Yet, we must read carefully, James does not simply declare that all rich people are to weep. Instead he’s describing, and has been throughout his letter, a particular kind of proud person who obedient to God outwardly, but inwardly is resistant to God and his ways. This time his portrait incorporates the indiscriminate use of wealth in ways that advantage only this proud individual.

See what he says, “Come now, you rich, weep and howl…your riches have rotted and your garments are moth-eaten. Your gold and silver have corroded, and their corrosion will be evidence against you and will eat your flesh like fire. You have laid up treasure in the last days. Behold, the wages of the laborers who mowed your fields, which you kept back by fraud, are crying out against you, and the cries of the harvesters have reached the ears of the Lord of hosts…

Wow! I mean, don’t hold back now, James! We can feel ourselves tensing up and saying inwardly, “No, wait a minute, that’s not me!” or “Well, I know people who are like that…” So how are we to receive this message?

Here’s what I would suggest: First, let’s be open, at least just a little, that some of James’ critique may stick to us. God’s grace has redeemed us but we are still prone to wander in many ways without even meaning to do so! Second, notice where the proud person’s hope is place. Their hope is situated solely in their things (riches, garments to signal status, gold, silver) and in their ability to hold onto their riches and power (not paying a working wage, living self-indulgently, condemning and murdering the righteous person).

REFLECT: We may not fully embody each of these things (maybe not very much at all) but do we recognize at least some of the tendencies in our own hearts? A desire to be self-reliant and self-sufficient? A stumbling into finding our significance through status symbols rather than God? James is trying to point out to us that these are not minor sins. They are actually rebellion against the true King of Creation.

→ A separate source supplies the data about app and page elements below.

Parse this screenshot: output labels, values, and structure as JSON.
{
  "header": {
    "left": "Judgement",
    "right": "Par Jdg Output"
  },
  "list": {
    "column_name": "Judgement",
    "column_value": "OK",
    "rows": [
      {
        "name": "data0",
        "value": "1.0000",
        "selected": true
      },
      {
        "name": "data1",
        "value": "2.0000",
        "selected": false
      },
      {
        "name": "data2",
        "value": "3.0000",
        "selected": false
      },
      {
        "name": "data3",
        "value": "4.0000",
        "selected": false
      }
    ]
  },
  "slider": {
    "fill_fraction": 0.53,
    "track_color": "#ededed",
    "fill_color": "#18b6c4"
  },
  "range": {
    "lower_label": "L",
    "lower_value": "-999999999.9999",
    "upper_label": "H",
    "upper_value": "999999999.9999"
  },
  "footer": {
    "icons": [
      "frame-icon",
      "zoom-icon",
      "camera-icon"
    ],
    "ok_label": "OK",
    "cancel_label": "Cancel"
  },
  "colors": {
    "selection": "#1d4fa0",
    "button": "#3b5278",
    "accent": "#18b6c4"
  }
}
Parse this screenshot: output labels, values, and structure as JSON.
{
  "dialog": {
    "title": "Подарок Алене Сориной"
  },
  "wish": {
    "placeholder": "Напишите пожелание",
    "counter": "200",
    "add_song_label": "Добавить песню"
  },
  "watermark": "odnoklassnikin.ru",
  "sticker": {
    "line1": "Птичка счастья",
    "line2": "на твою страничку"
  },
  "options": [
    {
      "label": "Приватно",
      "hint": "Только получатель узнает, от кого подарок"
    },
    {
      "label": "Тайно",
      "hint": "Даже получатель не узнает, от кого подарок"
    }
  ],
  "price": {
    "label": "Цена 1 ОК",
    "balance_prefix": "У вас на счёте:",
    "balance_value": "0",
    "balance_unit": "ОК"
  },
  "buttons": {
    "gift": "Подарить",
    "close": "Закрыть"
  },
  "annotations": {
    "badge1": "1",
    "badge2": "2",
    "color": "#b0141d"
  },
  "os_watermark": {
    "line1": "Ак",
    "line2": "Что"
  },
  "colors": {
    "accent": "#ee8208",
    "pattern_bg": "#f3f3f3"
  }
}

Let’s spend some time today in prayer asking God to help reveal where in our hearts we may be giving safe harbor to these desires, and then ask God to help us to die to those desires and live a life of true dependence on him.

Evening Prayer of Examen

  • Where did you move with or feel close to Jesus today?
  • Where did you resist or feel far from Jesus today?
  • Where is Jesus leading you tomorrow? Ask for joy as you follow him.


“Blessed is the one whose transgressions are forgiven, whose sins are covered. Blessed is the one whose sin the LORD does not count against them.” (Ps. 32:1-2)